The World Health Organization said Tuesday that the number of confirmed swine influenza A-H1N1 cases worldwide is close to 1,500, marking an increase of more than 400 infections since the day before. Thirty people around the world have died from the disease. In the United States, health officials are no longer recommending that schools close because of swine flu.
At a global news conference coming out of Geneva, the World Health Organization's Assistant Director-General for Health Security and Environment, Keiji Fukuda, said the organization held a virtual science meeting with investigators from several countries who have examined people with the virus, sharing clinical information with doctors worldwide.
Dr. Fukuda said the investigators have confirmed that this particular virus continues to infect mainly young people. "When investigators are looking at the average age of people getting infected, you know, this is often in the age range of people around the 20s, mid-20s - a little above, a little below," he said.

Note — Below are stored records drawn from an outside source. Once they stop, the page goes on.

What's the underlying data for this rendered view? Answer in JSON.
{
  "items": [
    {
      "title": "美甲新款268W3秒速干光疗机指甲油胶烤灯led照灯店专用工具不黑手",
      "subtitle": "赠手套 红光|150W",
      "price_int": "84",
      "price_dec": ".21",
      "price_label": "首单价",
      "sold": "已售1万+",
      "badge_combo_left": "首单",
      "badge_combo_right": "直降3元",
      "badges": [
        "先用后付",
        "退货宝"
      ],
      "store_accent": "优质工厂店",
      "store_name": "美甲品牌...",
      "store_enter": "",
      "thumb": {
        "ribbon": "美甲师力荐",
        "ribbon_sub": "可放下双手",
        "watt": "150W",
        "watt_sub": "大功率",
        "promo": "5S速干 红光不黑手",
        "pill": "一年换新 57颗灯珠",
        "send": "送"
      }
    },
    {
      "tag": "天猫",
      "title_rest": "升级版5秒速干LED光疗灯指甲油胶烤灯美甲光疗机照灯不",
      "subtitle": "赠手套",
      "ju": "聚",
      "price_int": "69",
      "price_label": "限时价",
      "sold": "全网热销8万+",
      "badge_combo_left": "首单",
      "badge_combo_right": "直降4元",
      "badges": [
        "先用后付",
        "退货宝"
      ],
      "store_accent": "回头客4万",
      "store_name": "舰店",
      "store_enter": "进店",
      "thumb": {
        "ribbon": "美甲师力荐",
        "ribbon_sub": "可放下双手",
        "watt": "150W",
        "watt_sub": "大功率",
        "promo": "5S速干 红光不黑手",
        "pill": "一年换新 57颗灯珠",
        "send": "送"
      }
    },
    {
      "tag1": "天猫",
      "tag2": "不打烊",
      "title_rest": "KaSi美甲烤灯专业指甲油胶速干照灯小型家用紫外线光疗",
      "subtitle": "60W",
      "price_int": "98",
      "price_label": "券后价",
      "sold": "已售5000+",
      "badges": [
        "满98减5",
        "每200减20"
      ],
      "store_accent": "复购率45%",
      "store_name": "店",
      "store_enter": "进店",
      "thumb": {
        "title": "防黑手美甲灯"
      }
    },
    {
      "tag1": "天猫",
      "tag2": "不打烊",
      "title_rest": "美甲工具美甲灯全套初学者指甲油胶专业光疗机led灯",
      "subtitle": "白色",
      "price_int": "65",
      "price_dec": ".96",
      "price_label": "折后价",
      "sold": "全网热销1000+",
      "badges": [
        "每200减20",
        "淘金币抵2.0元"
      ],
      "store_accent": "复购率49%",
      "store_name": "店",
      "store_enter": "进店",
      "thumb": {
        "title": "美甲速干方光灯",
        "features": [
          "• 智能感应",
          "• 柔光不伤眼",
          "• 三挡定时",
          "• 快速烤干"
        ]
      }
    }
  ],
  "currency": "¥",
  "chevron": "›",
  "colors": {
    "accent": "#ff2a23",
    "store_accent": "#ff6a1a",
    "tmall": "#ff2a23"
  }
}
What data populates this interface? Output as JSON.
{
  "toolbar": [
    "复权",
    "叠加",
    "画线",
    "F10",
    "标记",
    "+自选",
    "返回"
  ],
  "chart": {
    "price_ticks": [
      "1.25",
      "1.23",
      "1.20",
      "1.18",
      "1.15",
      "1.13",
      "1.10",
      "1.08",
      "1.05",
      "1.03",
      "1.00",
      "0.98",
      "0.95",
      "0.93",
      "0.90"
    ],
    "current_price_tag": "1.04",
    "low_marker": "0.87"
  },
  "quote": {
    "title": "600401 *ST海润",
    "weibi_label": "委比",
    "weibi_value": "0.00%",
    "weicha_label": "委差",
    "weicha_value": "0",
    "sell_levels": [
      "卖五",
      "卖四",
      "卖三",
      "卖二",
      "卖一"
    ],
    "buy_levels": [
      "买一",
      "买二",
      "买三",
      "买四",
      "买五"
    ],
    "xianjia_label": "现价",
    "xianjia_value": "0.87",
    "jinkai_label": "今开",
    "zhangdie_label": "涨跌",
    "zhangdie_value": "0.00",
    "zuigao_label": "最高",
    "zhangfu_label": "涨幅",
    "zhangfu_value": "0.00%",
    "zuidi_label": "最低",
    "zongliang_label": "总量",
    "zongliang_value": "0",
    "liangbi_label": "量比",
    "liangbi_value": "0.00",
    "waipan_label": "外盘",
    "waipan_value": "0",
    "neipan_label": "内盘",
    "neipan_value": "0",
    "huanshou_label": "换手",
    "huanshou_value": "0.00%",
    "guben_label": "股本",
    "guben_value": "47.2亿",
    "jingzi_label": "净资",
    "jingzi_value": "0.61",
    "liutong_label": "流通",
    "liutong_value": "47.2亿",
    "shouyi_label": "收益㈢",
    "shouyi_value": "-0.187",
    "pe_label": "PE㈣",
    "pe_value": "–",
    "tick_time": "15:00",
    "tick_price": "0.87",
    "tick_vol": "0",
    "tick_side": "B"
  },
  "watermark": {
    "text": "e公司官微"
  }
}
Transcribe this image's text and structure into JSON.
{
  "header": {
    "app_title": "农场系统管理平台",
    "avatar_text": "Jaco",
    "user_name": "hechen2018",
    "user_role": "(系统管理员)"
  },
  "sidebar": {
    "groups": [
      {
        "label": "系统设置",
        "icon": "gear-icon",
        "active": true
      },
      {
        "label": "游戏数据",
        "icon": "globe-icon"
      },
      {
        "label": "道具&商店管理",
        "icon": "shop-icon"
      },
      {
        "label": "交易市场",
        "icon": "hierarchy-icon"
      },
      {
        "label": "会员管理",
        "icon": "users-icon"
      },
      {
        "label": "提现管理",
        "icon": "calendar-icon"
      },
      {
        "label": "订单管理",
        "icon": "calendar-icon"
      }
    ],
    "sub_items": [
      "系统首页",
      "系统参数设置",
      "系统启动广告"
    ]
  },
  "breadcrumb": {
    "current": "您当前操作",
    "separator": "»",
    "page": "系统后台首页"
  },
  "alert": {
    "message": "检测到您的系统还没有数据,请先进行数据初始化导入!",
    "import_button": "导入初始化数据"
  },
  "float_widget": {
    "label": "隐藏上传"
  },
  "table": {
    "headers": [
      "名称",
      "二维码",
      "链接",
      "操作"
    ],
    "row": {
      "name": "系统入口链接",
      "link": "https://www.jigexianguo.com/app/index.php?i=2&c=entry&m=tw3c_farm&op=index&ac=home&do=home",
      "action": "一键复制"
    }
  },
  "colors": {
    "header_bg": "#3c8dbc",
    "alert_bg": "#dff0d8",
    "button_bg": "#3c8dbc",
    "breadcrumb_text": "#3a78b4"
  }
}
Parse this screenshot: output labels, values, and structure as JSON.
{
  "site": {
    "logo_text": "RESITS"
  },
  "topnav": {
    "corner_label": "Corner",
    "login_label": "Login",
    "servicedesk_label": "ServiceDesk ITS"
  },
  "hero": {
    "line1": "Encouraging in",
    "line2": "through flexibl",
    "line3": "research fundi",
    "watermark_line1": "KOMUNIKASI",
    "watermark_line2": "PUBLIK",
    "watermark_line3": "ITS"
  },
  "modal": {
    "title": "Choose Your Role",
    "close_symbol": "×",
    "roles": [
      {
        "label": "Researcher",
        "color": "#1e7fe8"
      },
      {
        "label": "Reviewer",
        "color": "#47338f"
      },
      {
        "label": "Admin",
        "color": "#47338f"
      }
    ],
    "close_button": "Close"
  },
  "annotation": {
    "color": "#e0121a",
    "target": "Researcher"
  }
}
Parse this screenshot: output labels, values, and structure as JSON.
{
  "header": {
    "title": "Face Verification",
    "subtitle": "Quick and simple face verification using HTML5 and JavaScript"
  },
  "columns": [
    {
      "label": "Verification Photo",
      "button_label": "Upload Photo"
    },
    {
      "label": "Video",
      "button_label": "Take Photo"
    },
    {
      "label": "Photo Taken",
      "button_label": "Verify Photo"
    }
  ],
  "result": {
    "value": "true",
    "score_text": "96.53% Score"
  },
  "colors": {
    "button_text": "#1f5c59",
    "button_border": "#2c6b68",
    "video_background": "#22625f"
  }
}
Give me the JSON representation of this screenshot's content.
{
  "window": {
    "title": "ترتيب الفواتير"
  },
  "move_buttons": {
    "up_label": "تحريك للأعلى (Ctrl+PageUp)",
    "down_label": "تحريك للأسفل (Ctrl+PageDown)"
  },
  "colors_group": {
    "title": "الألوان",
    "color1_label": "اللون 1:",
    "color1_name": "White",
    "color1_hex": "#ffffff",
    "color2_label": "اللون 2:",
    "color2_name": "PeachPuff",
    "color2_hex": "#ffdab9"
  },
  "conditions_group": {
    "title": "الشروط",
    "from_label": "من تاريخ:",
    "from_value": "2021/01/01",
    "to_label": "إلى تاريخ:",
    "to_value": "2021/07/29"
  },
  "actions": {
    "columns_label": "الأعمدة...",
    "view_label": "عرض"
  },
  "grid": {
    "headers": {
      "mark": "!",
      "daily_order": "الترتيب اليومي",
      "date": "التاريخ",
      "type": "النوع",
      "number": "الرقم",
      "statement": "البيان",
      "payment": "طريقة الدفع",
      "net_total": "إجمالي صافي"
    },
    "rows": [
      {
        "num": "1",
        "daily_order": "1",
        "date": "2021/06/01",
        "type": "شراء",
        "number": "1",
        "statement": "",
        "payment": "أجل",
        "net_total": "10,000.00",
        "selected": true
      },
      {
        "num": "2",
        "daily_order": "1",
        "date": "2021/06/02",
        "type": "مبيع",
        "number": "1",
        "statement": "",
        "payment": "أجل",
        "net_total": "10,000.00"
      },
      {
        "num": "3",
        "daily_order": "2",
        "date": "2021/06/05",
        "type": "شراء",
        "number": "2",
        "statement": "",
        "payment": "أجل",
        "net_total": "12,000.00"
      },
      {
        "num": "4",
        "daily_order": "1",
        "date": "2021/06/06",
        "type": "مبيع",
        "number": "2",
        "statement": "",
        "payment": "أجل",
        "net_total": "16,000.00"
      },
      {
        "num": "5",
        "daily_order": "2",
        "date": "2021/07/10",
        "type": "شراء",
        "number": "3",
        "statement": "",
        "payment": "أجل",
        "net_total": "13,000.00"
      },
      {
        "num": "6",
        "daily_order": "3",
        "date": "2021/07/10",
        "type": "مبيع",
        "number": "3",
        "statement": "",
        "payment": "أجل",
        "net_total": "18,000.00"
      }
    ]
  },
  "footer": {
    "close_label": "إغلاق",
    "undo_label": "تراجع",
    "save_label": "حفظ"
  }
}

He said experts are not sure why this is the case. It might be because many of those infected are world travelers - a demographic largely composed of young people. Dr. Fukuda said there might be alternative explanations. "Because there may be something about older people, which is preventing them from being infected," he said.
But Dr. Fukuda stressed this is speculation, and that more study is needed.
In the United States, health officials are no longer recommending that schools close because of swine flu.
The Acting Director of the U.S. Centers for Disease Control and Prevention, Richard Besser, said the virus has turned out to be milder in the United States than originally feared. "When you get to situations that are approaching that of seasonal flu, then the downsides of school closure start to outweigh the benefits that you might get in your community," he said.
Last week, U.S health officials advised schools to shut down for about two weeks, if there were suspected cases of swine flu. Hundreds of schools around the United States have closed temporarily because of the virus. There are more than 400 confirmed swine flu cases in the United States, with officials saying the number likely will increase significantly as more lab-test kits are distributed across the country.
There was encouraging news from Mexico, the epicenter of the swine flu virus. Mexican President Felipe Calderon said the outbreak is waning, and that businesses should reopen soon. Universities and high schools are scheduled to resume classes on Thursday, and younger children are set to return to school in Mexico next week.